Submitted to: Annual Meeting of the Institute of Food Technologists
Publication Type: Abstract Only
Publication Acceptance Date: 2/18/2010
Publication Date: 7/17/2010
Citation: Lee, J., Scagel, C.F. 2010. Caffeic acid derivatives in market available Lamiaceae and Echinacea purpurea products. Annual Meeting of the Institute of Food Technologists. IFT National Meeting Book of Abstracts. Abstract 289-06.
Technical Abstract: Fresh basil leaves contain chicoric acid, the principal phenolic compound of Echinacea purpurea and purportedly the active ingredient in its dietary supplements. Our group discovered and first reported chicoric acid in basil. This following study examined the distribution of chicoric acid within the family Lamiaceae. We wanted to explore if chicoric acid can be found in other herb products from Lamiaceae. The main objective of this study was to identify and determine chicoric acid levels within Lamiaceae and Asteraceae products purchasable from local markets. The second objective was to determine basil phenolic retention during commercial processing, by analyzing fresh plant material and resultant freeze-dried products. All available solid samples from local markets were purchased, liquid nitrogen powdered, and chemically extracted. Aqueous extracts were C18 cleaned and analyzed by HPLC-DAD or HPLC-MS, under conditions previously published by our laboratory. Peaks were monitored at 280, 320, and 370 nm. Identification was based on UV-VIS spectra, retention times, mass spectra, then quantified by DAD with caffeic acid and quercetin-rutinoside. Rosmarinic acid was the dominant phenolic acid in all Lamiaceae samples, ranging from 2.04 mg to 622.27 mg /100g. Of the non-basil Lamiaceae herbs incorporated in this study (marjoram, oregano, peppermint, rosemary, sage, spearmint, and thyme), only lemon balm contained chicoric acid. A wide range of chicoric acid (2.23 – 258.70mg / 100g or 100mL) was found in dried basil, fresh basil leaves, E. purpurea extracts, E. purpurea capsules, and dried lemon balm.
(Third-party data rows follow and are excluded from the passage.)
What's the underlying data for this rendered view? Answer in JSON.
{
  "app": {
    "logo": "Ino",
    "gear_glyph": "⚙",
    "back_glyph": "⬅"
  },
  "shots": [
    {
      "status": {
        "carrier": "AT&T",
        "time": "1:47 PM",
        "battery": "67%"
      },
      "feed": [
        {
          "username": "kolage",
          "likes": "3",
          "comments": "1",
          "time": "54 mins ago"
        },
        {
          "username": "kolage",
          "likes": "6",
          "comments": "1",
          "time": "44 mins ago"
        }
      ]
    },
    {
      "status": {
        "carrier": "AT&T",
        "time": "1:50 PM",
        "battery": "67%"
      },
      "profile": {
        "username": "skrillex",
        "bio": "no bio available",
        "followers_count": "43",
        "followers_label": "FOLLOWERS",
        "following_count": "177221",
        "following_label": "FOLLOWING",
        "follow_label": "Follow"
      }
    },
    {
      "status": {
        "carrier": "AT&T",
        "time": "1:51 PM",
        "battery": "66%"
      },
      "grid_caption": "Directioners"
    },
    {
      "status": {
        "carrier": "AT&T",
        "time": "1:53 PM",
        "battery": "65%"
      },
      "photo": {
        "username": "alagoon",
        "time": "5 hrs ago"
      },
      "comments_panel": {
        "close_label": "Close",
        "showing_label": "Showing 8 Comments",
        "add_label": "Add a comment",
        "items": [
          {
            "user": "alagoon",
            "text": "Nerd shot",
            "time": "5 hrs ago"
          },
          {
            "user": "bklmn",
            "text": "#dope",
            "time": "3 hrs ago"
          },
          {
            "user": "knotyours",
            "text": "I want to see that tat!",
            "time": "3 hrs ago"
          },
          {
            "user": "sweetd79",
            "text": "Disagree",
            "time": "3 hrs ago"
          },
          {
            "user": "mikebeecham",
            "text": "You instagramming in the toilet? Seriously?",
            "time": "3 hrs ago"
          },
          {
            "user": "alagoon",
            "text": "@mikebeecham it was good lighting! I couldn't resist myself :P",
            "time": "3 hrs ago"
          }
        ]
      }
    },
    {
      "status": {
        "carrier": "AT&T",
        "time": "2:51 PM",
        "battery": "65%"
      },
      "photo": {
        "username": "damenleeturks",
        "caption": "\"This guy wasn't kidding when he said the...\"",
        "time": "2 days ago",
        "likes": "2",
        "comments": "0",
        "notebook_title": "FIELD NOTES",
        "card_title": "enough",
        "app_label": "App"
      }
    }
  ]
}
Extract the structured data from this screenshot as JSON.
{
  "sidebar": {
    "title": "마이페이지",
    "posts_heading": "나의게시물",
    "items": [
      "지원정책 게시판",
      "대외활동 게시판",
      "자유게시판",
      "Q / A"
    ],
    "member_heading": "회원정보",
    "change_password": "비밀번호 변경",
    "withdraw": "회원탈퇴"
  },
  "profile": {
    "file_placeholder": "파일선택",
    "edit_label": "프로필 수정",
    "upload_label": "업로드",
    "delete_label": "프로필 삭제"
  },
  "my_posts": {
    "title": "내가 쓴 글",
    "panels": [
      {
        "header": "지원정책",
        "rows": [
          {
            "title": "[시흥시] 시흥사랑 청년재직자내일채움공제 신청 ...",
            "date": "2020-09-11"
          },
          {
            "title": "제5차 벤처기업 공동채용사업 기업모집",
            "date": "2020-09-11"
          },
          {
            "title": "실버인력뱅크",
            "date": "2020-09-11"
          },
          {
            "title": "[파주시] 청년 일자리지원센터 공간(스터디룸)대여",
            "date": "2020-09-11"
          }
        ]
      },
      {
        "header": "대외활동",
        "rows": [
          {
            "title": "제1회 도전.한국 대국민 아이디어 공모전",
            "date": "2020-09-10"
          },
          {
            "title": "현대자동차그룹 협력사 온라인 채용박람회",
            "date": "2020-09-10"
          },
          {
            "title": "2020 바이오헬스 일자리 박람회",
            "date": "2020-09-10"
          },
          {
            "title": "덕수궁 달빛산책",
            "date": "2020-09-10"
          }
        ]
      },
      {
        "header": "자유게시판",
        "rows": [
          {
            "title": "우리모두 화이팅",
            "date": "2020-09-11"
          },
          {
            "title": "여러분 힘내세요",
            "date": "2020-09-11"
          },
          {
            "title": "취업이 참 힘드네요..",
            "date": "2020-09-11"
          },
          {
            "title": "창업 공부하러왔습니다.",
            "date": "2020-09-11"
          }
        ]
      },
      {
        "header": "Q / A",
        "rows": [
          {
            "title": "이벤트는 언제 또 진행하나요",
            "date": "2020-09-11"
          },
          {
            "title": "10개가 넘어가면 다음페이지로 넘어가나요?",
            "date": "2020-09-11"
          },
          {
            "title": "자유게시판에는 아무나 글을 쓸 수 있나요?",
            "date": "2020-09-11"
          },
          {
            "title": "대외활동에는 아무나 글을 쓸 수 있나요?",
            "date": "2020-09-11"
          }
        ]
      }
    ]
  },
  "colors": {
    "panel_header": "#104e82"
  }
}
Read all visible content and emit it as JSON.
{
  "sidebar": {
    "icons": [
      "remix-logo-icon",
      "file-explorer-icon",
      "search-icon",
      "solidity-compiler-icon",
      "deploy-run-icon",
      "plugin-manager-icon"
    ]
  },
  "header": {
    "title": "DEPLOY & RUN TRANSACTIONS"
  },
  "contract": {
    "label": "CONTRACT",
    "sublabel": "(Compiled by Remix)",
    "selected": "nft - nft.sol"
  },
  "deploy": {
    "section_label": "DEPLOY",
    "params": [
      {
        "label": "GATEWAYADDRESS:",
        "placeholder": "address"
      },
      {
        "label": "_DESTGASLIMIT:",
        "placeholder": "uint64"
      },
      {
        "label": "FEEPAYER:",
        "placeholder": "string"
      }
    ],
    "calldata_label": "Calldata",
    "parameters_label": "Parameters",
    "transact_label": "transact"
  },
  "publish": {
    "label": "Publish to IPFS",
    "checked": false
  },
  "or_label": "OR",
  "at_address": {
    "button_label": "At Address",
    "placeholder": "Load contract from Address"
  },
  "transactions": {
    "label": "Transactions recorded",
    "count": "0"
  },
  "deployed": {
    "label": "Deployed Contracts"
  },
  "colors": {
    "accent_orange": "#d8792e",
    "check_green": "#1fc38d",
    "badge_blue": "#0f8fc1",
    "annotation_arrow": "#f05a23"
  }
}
This work demonstrates that room remains for increasing phytochemicals retained in everyday food ingredients.